I do not know whether these new wireless plans ultimately will prove successful in the marketplace, which continues to evolve at a rapid pace. But I have not heard of any meaningful consumer discontent with the plans. To the contrary, I surmise that consumers welcome the additional options, especially low-income or budget-conscious consumers who either are unable or unwilling to pay for wireless plans that are not limited in some fashion.
Leading Title II advocates are opposed to these plans on the basis that they discriminate by picking and choosing certain “edge providers” to favor, say Facebook over the “next-Facebook,” or certain music sites over others, or music sites over poetry sites.
In my “Net Neutrality v. Consumers” essay, you can see for yourself the statements by Free Press’s Matt Wood and Public Knowledge’s Michael Weinberg opposing these T-Mobile and Sprint wireless plans as inconsistent with their understanding of an Open Internet. And in the FCC’s Open Internet Roundtable (“Tailoring Policy to Harms”) in which I participated, Julie Veach, FCC Common Carrier Bureau Chief, very perceptively zeroed in on this issue right after the opening statements. You can view my exchanges with Mr. Weinberg and also with Stanford law professor Barbara van Schewick regarding the so-called “zero-rated” plans here beginning at the 33 and 93 minute marks. You’ll see they object to the plans.
It is possible, of course, to imagine other “zero-rated” or “sponsored data” plans, or other hypothetical offerings of a different variety, that similarly would run up against the Title II advocates’ claim that they are discriminatory and, therefore, should be banned. But we don’t need to imagine other hypothetical examples because we have real-world offerings to which they object.
To be clear, in my view, in light of the competitive environment, spectrum constraints, and unique technical requirements, the Commission should not extend any new net neutrality mandates to wireless providers. The costs of doing so very likely will exceed the benefits to consumers.
In thinking about imposing new net neutrality mandates, the current Commission Democratic majority appears to have a pronounced proclivity to elevate supposed potential harms to edge providers (especially non-existent ones, such as the “next Google or next [fill in the blank”]) above real-world consumer welfare benefits. So, Chairman Wheeler and each commissioner should consider whether they too, like the stringent Title II advocates, think that plans like those of T-Mobile and Sprint described above should be banned as discriminatory – despite the fact that, as far as I can tell, they may be attractive to consumers, especially low income consumers. (I am not suggesting that these particular plans will ultimately succeed in the marketplace, only that consumers will not be harmed by the providers’ seeking to meet perceived consumer demands.)

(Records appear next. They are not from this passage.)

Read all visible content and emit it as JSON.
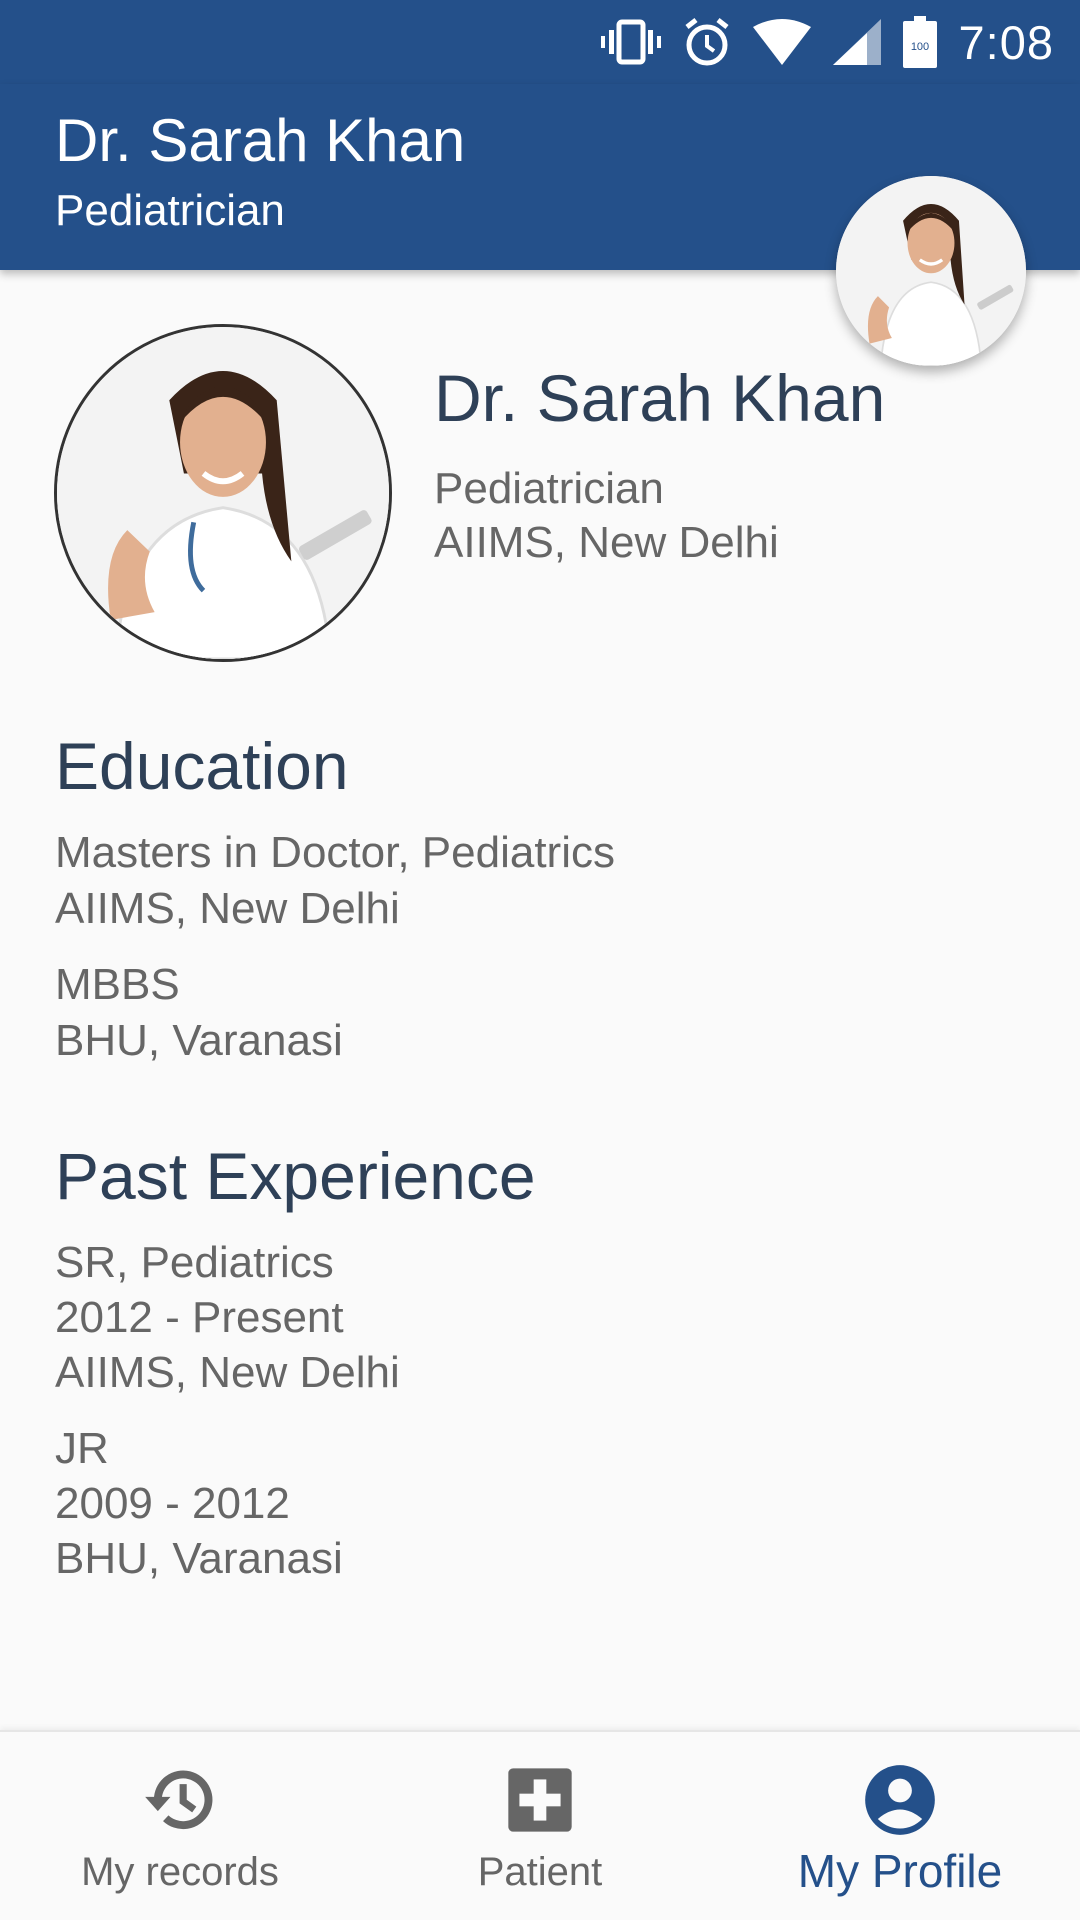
{
  "status_bar": {
    "time": "7:08",
    "battery": "100",
    "icons": [
      "vibrate-icon",
      "alarm-icon",
      "wifi-icon",
      "signal-icon",
      "battery-icon"
    ]
  },
  "app_bar": {
    "title": "Dr. Sarah Khan",
    "subtitle": "Pediatrician"
  },
  "profile": {
    "name": "Dr. Sarah Khan",
    "specialty": "Pediatrician",
    "hospital": "AIIMS, New Delhi"
  },
  "education": {
    "title": "Education",
    "entries": [
      {
        "degree": "Masters in Doctor, Pediatrics",
        "institution": "AIIMS, New Delhi"
      },
      {
        "degree": "MBBS",
        "institution": "BHU, Varanasi"
      }
    ]
  },
  "experience": {
    "title": "Past Experience",
    "entries": [
      {
        "role": "SR, Pediatrics",
        "period": "2012 - Present",
        "place": "AIIMS, New Delhi"
      },
      {
        "role": "JR",
        "period": "2009 - 2012",
        "place": "BHU, Varanasi"
      }
    ]
  },
  "bottom_nav": {
    "items": [
      {
        "label": "My records",
        "icon": "history-icon",
        "active": false
      },
      {
        "label": "Patient",
        "icon": "medical-cross-icon",
        "active": false
      },
      {
        "label": "My Profile",
        "icon": "account-circle-icon",
        "active": true
      }
    ]
  },
  "colors": {
    "primary": "#24508a",
    "heading": "#2e4057",
    "body_text": "#666666",
    "background": "#fafafa"
  }
}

If the three Democratic commissioners think such apparently consumer-friendly plans should be banned, then perhaps, David Farragut-like, they should just proclaim, “damn the torpedoes, full speed ahead.” But make no mistake: In actuality, they will not be moving ahead, but retreating into last century’s world of legacy regulation, confining Internet providers into the strictures of a common carrier public utility-like regime.
If, on the other hand, the commissioners see the merit of allowing Internet providers to experiment in the marketplace by making available innovative, consumer-friendly service options such as the T-Mobile and Sprint offerings discussed here, perhaps they will slow down and think twice about the wrong direction the net neutrality proceeding seems to be headed.
PS – Oh yes, and perhaps some enterprising member of the press will actually ask the commissioners whether they agree or disagree that plans like T-Mobile’s and Sprint’s should be banned.